RAY SHEMANSKI: When we were looking for our locations for the next facility, we had a number of them in mind, including a lot of locations overseas. The real enabler to us putting this facility in Michigan was the grant award that we received through the recovery act along – combined with incentives from the state of Michigan.
MS. ROLINSKI: The recovery act really does give a lot of hope for those people that want to come back to the community, whether they were graduates that didn’t have jobs or they moved to find a job, that they’re going to be able to come back.
MR. SHEMANSKI: In 2010 our company will celebrate our 125th anniversary. In our automotive business, we supply seats and interior products. In our battery business, the odds are, if you’re in North America, anyways, that battery is from Johnson Controls. Your lead-acid battery is primarily used to start your vehicle, light the lights. But in the future, the battery is going to be the drivetrain of your vehicle.
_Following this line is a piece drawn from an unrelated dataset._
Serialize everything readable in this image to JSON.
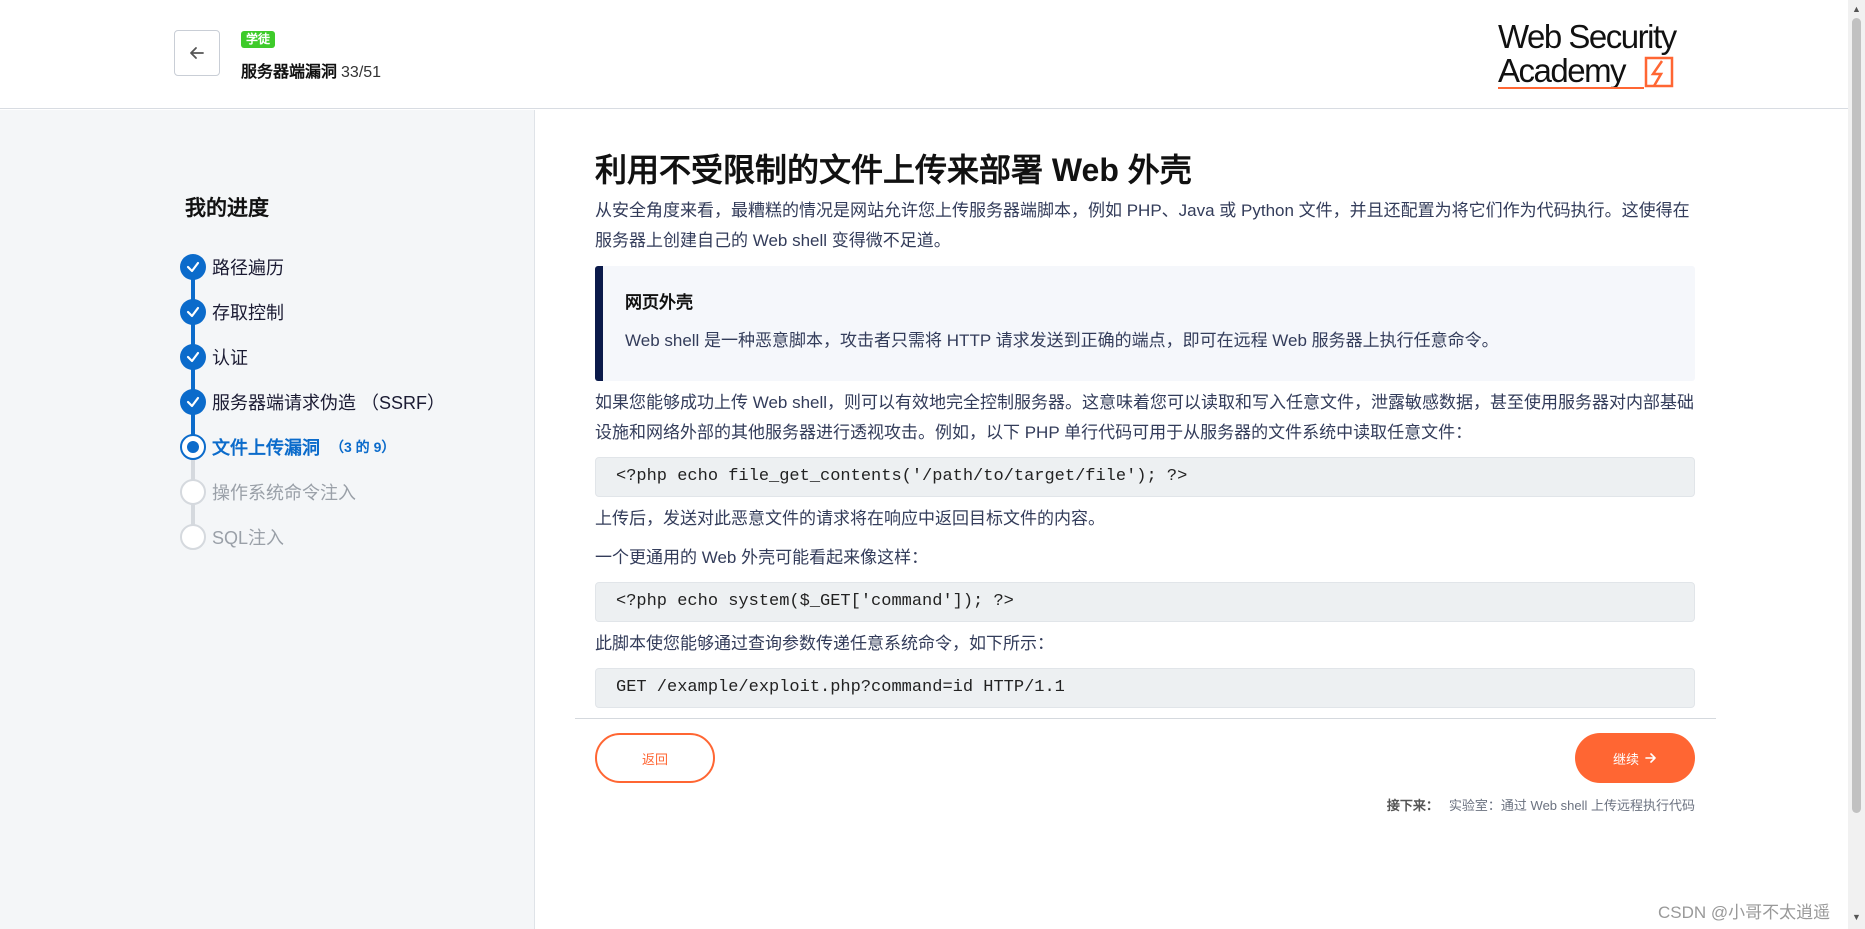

Your internal combustion engine will potentially disappear and be replaced with a battery pack that is the power source within your vehicle. And the United States has got to electrify their vehicle network in order to help reduce the amount of CO2 emissions that are globally going into the atmosphere.
MS. ROLINSKI: We’re going to need an extremely high-performing team. We’re going to need to bring in the culture that we want to have.
MR. SHEMANSKI: Today there’s not one of these built in the United States. I mean, our vision with this plant is that we get to the point where we’re building 15 million of these cells in this facility at an annual basis.
MS. ROLINSKI: The project right now, what you’re going to see at Meadowbrook, is an empty plant because there’s the four or five of us starting to come together, taking out the trash. (Chuckles.) And we’ve been in the design phase. (Background conversation.) So that means what has to happen to the building and how is it going to be laid out.
Where we’re standing right now is where our pack assembly is going to come in, and that’s the first part of our process. So actually, that’s coming in very soon. We’re going to have equipment and materials coming into the dock doors right here, so we’ve got to get that ready. Just recently, we’ve been writing the tech specs for the equipment and getting those out for proposals and reviewing the proposals and –
MR. SHEMANSKI: I had a discussion with Elizabeth a minute ago, and she says every day she gets a number of calls. There’s just a buzz in the community right now.
MS. ROLINSKI: So to come back now and open this plant and have some of the same people calling and very interested in coming back and excited about the opportunity is – it’s an emotional event for me, and it’s just a huge deal for all those people and the community as well.
(To Cub Scouts.) Do you guys in your math classes yet ever have a math problem that is so long you might not get the right answer, but at least you get partial credit?
CUB SCOUT: Yeah.
MS. ROLINSKI: You know, for those kids that are sitting there, those Cub Scouts, and they’re talking about pollution, and they’re talking about $4 a gallon gas prices, the evolution they’re going to see is very likely in the transportation industry. You know, we don’t want the kids to grow up and leave the community necessarily. We want them to grow up, get a good technical basic and support the industries here. And we’re going to need them. It seems like it’s a long ways away for Cub Scouts, but it goes fast. (Chuckles.)